Exercise material.
· · · ·

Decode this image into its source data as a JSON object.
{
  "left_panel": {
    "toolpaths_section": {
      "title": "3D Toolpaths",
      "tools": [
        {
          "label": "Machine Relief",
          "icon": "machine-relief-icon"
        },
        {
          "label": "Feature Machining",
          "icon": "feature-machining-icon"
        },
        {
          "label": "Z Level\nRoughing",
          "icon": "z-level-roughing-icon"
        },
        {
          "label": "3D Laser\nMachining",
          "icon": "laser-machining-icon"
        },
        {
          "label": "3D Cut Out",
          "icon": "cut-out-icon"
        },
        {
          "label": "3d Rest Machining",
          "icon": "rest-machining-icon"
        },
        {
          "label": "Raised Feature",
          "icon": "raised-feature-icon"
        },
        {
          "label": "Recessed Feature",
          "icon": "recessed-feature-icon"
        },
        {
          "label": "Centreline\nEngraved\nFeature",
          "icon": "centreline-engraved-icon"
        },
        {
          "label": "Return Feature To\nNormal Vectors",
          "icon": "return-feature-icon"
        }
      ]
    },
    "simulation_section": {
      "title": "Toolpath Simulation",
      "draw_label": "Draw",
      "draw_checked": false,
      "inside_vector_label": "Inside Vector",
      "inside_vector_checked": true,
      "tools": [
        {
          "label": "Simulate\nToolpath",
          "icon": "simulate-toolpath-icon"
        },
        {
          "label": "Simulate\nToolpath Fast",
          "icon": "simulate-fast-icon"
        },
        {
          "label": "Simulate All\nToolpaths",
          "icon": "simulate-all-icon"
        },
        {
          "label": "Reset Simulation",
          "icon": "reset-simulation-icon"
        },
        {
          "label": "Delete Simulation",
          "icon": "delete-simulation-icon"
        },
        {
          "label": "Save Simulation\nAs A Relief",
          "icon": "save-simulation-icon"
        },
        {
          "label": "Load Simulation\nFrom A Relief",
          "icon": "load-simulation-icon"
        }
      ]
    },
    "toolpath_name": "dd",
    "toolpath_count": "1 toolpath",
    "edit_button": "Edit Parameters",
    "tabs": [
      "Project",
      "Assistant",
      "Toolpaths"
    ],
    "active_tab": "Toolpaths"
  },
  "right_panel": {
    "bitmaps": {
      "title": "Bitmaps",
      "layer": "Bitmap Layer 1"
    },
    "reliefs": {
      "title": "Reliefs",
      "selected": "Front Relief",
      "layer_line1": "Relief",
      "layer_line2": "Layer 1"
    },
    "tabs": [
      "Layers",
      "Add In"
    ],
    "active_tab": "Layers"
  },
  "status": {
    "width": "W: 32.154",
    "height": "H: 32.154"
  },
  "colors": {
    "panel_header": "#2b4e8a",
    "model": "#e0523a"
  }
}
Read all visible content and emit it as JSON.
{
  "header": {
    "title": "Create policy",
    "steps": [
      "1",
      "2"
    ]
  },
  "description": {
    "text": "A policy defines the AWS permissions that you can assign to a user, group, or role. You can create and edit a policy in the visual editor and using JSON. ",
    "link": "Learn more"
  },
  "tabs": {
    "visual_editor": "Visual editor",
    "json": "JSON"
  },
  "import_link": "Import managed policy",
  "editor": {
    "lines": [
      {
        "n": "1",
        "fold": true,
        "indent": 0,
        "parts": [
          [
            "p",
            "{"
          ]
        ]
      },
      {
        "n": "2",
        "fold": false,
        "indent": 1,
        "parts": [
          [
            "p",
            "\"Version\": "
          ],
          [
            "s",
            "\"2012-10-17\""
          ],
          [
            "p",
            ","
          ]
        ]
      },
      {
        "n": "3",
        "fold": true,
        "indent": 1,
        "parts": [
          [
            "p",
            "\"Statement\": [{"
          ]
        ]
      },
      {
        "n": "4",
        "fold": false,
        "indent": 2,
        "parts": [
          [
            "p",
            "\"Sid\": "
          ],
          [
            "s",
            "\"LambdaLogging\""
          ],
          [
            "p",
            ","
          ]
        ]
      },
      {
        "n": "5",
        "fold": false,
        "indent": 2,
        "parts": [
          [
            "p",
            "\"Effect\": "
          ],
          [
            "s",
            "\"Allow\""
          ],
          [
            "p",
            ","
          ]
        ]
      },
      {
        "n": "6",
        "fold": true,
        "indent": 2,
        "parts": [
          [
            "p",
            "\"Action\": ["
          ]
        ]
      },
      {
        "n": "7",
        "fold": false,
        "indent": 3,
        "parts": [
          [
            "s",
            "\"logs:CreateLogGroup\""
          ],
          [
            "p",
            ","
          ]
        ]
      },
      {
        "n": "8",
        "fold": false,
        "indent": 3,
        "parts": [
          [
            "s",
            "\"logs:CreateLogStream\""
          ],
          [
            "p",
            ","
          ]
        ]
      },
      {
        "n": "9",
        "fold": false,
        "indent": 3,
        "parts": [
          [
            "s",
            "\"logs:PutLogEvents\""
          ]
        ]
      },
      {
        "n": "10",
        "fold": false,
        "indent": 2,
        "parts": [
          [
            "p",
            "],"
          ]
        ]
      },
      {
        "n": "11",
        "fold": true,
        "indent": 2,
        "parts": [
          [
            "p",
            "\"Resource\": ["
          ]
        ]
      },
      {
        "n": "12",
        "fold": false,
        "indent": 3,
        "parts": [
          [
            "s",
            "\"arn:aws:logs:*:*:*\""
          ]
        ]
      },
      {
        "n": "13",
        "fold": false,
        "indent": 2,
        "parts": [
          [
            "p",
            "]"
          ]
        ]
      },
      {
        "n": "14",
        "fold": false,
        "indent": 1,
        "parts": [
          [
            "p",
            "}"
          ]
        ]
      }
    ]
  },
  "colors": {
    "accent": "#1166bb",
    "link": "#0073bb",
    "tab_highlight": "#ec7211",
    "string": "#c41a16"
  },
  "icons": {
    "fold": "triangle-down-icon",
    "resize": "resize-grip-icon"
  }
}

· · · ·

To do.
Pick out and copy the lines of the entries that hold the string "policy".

Solution.
    "title": "Create policy",
    "text": "A policy defines the AWS permissions that you can assign to a user, group, or role. You can create and edit a policy in the visual editor and using JSON. ",
  "import_link": "Import managed policy",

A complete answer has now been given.